A: As Afghanistan is a landlocked country, it would be important for the Taliban leadership to maintain cordial relations with their neighbors. Iran and Pakistan are the two neighboring countries that are expected to play the dominant role in the post-American withdrawal scenario.
However, for the sake of the Afghan people, Pakistan must recalibrate its approach to Afghanistan, one in which the country is brought back to the mainstream, rather than alienated from the world again. In this regard, Iran can play a crucial role as it shares good relations with Pakistan and has also successfully developed a working relationship with the Taliban. Oil-rich countries in the Persian Gulf such as Qatar, Saudi Arabia and the United Arab Emirates can also prove very useful with their monetary aid. If the Taliban take a moderate approach in their domestic and foreign policies, then they can enlist India’s help in its post-war reconstruction as well.
Historically, there have been two reasons for the chaos in Afghanistan. These include the great power rivalry played on the territory of Afghanistan and the lack of national unity. The American withdrawal is well ahead of the first and it is up to the Taliban to unite their nation. Yet there is a new challenge to the stability of Afghanistan posed by ISIS. Under the current circumstances, it seems less likely that Afghanistan will stabilize soon. However, the Taliban can do it sooner if they work closely with Afghanistan’s neighbors.
Q: How important is Afghanistan in terms of security and stability in Asia?
A: As Afghanistan is located in the heart of Asia, its instability negatively affects the entire region. Due to its geographical position, it has the potential to become a trade and transit hub between South Asia, Central Asia and West Asia. Afghanistan can also play an important role in land transport of energy. Afghanistan also has its own vast untapped natural resources, the exploitation of which can benefit Afghanistan as well as countries in the region that engage in such partnerships. Beyond these material considerations, the importance of Afghanistan is also due to its unfortunate position over the past four decades as a center of Islamic extremism, which was a product of the Cold War and whose repercussions are visible to this day.
Q: What can Asian countries learn from the US withdrawal from Afghanistan?
A: One of the main reasons for the US decision to withdraw its forces from Afghanistan is to allow its long-awaited policy of “pivot to Asia”. In other words, the United States is anxiously waiting to redirect its military resources to the Asia-Pacific to curb China’s rise to power.
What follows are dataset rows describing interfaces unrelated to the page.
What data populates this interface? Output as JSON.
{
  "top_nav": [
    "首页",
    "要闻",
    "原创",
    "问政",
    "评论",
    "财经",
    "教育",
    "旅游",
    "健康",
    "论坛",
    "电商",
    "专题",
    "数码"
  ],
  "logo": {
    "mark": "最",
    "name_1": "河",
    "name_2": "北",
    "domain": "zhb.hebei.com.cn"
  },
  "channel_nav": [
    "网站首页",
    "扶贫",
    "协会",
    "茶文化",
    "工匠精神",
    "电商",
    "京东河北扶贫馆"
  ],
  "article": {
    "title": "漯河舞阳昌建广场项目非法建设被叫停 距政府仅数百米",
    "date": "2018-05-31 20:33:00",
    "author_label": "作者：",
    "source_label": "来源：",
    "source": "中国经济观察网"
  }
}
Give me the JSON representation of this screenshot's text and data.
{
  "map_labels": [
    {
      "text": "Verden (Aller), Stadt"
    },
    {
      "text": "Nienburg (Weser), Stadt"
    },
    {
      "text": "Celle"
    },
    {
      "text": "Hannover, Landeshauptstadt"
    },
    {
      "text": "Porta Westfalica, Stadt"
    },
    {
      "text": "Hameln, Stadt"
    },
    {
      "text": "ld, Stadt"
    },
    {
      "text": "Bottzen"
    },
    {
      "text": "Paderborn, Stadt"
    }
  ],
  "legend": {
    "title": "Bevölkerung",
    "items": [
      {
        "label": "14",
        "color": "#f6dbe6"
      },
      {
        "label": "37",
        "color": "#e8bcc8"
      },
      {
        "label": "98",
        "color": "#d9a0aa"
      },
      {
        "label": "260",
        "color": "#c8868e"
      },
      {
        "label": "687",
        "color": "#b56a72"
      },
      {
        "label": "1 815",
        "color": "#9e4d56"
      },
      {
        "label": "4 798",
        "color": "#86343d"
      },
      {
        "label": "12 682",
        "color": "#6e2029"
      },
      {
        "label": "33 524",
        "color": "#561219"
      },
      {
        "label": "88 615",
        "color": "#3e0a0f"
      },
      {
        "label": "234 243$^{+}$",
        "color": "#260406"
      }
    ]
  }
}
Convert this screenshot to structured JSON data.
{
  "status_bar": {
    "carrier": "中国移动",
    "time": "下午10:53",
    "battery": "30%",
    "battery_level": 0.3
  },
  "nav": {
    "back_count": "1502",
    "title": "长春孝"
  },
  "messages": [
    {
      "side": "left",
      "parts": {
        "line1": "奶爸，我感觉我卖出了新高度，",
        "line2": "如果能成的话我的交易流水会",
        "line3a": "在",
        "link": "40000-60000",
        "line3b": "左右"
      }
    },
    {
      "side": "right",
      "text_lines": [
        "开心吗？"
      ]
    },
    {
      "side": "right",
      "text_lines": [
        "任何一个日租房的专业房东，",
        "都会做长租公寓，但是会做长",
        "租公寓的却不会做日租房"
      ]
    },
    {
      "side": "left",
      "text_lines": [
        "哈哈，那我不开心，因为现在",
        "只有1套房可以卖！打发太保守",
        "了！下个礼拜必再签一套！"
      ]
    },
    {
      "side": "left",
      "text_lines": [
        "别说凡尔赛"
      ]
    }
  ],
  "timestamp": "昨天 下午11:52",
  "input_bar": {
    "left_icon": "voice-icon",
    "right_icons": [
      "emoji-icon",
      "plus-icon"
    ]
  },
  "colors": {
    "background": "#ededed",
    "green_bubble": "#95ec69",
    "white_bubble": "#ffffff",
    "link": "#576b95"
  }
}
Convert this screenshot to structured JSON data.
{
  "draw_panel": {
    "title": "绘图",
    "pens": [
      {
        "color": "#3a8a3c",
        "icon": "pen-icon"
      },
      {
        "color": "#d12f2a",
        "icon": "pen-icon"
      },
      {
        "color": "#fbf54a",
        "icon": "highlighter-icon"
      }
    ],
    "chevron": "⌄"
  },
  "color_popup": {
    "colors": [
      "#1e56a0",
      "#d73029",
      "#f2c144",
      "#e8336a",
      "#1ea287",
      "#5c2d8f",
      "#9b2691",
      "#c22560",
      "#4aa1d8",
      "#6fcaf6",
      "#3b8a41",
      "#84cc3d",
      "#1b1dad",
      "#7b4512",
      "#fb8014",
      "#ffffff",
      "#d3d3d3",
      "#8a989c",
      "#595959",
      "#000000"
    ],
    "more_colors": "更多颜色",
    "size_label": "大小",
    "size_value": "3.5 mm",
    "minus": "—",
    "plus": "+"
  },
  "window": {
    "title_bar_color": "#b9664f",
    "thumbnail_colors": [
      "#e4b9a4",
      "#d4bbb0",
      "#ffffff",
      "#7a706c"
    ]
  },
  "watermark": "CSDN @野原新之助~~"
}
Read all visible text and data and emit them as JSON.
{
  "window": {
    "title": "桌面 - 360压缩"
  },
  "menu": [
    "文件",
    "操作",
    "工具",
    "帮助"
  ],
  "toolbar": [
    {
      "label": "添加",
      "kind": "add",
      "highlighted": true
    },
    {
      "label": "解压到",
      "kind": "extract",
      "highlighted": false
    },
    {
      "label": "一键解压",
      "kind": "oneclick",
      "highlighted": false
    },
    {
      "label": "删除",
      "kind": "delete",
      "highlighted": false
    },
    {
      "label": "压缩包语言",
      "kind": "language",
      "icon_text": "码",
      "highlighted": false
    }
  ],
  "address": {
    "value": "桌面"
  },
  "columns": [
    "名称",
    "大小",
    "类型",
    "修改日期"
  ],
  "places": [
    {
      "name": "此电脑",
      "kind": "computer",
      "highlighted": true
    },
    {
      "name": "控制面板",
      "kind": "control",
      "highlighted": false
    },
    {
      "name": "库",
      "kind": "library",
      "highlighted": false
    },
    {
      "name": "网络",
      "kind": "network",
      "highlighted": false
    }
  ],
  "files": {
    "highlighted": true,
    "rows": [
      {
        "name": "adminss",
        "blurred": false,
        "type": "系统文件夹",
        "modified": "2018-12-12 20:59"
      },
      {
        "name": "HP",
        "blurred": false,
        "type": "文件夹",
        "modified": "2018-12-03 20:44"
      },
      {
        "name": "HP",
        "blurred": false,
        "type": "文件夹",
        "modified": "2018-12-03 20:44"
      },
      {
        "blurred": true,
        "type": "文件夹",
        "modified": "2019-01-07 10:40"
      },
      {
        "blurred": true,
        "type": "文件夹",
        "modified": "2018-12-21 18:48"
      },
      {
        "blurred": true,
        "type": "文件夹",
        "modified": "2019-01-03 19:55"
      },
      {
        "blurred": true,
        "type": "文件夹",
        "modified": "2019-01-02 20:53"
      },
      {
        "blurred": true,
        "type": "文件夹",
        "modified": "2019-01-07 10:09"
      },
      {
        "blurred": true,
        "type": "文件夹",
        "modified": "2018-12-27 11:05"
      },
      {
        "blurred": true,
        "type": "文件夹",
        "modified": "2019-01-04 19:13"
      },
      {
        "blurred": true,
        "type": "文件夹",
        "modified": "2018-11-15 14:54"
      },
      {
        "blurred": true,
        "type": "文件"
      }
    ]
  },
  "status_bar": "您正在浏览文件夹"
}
The United States would do this in the name of helping its own allies in this region who feel threatened by China’s assertive position. Asian countries can learn from the US withdrawal from Afghanistan that excessive reliance on a foreign power will not help in this regard. The fundamental lesson learned from the Afghan episode could be that the security and stability of one country cannot be ensured by another country, however powerful that country may be.
Q: Why is the world silent about what is happening in Afghanistan? Is there a secret deal or a plot?
A: When the United States witnessed terrorist attacks on September 11, 2001, planned by Osama bin Laden and hosted by Taliban-ruled Afghanistan, the world was sympathetic to the Americans. As a result, the United States succeeded in convincing its allies to join forces to attack Afghanistan.
However, the ensuing American attack on Iraq changed this perception of the United States from a victim of terrorism to an arrogant new superpower. Now that the United States is withdrawing from Afghanistan, there are great concerns about the chaos and the resulting collateral damage to the Afghan people. Nonetheless, the world sees this eventuality as positive for Afghanistan as well as for the region, and therefore, it is silent on the eventual withdrawal of the United States, even if there is shock, grief, frustration and a dissatisfaction with the way this process is currently being carried out.